- The Bundelkhand plateau is the other upland that is located to the north-west of the Rewa-Panna plateau. The districts that form the northern part of this region are Datia, Chhatarpur, Panna, Tikamgarh and parts of Guna and Shivpuri. The Vindhyan escarp lands or Rewa-Panna plateau surrounds this region in the north-east. The average height of the region is 350-450 m above MSL and general slope is towards north. Betwa, Dhasan and Jamner are the main rivers flowing in the area which ultimately unites in the Yamuna.
- The third upland is Central India lieing to the west of Bundelkhand plateau. In thsi region, the famous towns of Shivpuri, Morena and Gwalior districts are located. The average elevation of this plateau is 450 m on highlands and 150-450 m above MSL in valleys. The main rivers flowing in this area are Chambal, Kali Sindh and Parvati.
- Almost the whole of western Madhya Pradesh is covered by Malwa plateau, forming the fourth upland. The rivers Chambal and Narmada bounds this plateu in the north and south, respectively. The average elevation ranges between 300-500 m above MSL. The main districts of this region are Shajapur, Dewas, Indore, Ujjain, Dhar, Ratlam and parts of Sehore and Jhabua. The popular town of Bhopal is situated on the eastern side of the Malwa plateau. Malwa plateua has Shipra, Parvati, Kali Sindh, Gambhir and Chambal as its main rivers flow through it. In addition, this plateau also forms the water divide between the Ganga and the Narmada basin. Due to the action of weathering of basalts, the soil in the area is black cotton which is considered to be fertile for growing crops.
Apart from these four, there other highlands like the Satpura-Maikal and the eastern plateau regions. Both of these ranges lie to the south and the to the north- east of the Narmada-Sone valley, respectively. Districts like Chhindwara, Betul, Seoni, Balaghat, Mandla and parts of Khandwa and Khargone are nestled in the Satpura-Maikal ranges. With an average height of of 300 m, one can see several high peaks in these ranges. Dhoopgarh that rises to 1360 m above msl, is the highest peak of the state and is located in these ranges.
Interestingly, the Satpuras ( forming the eastern part), is broader than the Maikal ranges which is the western part that extends in a way to form a semi-circle. The Maikal ranges give birth to the Amarkantak plateau, which originates out of both Narmada and Sone rivers. Johila, Macherwa, Denwa and Choti Tawa are the other rivers in the area that meets in the Narmada.

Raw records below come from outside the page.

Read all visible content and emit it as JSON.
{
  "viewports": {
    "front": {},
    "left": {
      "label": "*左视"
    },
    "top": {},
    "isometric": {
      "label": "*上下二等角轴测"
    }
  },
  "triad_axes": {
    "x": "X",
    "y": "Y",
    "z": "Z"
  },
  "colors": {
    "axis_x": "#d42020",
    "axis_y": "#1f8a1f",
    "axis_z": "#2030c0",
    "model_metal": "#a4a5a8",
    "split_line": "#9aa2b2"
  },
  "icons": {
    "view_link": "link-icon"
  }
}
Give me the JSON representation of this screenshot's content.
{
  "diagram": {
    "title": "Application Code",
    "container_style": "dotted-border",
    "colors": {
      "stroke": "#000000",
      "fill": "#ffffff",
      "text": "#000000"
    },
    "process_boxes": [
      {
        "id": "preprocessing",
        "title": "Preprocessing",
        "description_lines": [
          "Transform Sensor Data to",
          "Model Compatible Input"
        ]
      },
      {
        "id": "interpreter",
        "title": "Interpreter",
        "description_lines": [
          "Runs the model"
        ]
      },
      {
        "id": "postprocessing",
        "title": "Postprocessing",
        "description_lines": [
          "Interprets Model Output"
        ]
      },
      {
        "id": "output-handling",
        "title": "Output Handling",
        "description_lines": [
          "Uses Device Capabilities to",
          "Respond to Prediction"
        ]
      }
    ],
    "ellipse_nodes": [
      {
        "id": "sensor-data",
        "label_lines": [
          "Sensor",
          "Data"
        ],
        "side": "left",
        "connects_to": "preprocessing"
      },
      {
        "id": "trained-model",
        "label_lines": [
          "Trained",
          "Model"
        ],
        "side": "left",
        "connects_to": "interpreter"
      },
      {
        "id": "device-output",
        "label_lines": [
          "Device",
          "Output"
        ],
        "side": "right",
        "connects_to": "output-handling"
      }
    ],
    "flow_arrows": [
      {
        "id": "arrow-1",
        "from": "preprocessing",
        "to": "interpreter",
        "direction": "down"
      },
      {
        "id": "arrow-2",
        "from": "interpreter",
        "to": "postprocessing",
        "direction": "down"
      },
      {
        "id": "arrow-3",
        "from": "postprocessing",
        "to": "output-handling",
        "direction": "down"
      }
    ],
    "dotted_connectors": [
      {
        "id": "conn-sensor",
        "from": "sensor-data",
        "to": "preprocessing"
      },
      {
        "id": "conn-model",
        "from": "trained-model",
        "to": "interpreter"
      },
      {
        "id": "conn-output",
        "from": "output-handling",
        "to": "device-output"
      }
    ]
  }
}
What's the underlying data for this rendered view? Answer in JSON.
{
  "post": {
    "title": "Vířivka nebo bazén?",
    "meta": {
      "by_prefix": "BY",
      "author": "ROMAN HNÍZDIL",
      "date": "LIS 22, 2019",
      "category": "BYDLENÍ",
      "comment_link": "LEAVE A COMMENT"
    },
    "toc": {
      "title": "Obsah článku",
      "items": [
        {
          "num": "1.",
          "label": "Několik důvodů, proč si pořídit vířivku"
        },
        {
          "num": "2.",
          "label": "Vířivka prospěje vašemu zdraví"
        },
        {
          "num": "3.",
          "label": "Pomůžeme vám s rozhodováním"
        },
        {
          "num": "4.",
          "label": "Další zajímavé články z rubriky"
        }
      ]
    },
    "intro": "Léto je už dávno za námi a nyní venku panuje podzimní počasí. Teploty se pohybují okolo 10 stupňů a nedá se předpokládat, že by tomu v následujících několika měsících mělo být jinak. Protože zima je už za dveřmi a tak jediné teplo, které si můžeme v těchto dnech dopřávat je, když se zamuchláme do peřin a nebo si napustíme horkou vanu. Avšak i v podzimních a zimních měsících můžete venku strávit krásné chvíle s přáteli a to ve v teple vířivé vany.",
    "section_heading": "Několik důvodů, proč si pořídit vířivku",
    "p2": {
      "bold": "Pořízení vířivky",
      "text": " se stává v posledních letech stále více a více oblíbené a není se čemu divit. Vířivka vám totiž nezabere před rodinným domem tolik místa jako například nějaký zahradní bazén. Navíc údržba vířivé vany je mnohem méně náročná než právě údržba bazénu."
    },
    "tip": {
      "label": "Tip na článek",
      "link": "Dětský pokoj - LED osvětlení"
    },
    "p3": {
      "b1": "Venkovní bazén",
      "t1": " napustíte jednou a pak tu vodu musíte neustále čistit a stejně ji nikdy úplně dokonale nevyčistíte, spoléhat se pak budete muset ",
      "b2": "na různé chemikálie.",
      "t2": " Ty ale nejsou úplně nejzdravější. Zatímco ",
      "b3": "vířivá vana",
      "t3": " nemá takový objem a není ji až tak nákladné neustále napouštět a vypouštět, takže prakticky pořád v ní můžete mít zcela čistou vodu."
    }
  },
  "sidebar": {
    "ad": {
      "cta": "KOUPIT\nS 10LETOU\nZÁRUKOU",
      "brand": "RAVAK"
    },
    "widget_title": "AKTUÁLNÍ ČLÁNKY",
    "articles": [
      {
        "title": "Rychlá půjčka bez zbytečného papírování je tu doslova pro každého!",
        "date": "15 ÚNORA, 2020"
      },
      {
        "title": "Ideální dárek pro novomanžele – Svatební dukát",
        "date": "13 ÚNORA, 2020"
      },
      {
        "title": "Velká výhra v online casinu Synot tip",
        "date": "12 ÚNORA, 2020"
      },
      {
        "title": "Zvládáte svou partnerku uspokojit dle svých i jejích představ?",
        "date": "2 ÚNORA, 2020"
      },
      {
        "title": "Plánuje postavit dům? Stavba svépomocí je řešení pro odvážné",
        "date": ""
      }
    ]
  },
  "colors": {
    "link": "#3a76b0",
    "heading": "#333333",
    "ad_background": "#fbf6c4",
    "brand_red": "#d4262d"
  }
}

The Baghelkhand Plateau that lies between Maikal ranges and Chhattisgarh, is found in the eastern plateau region. This plateau has an elevation of 1033 m above MSL.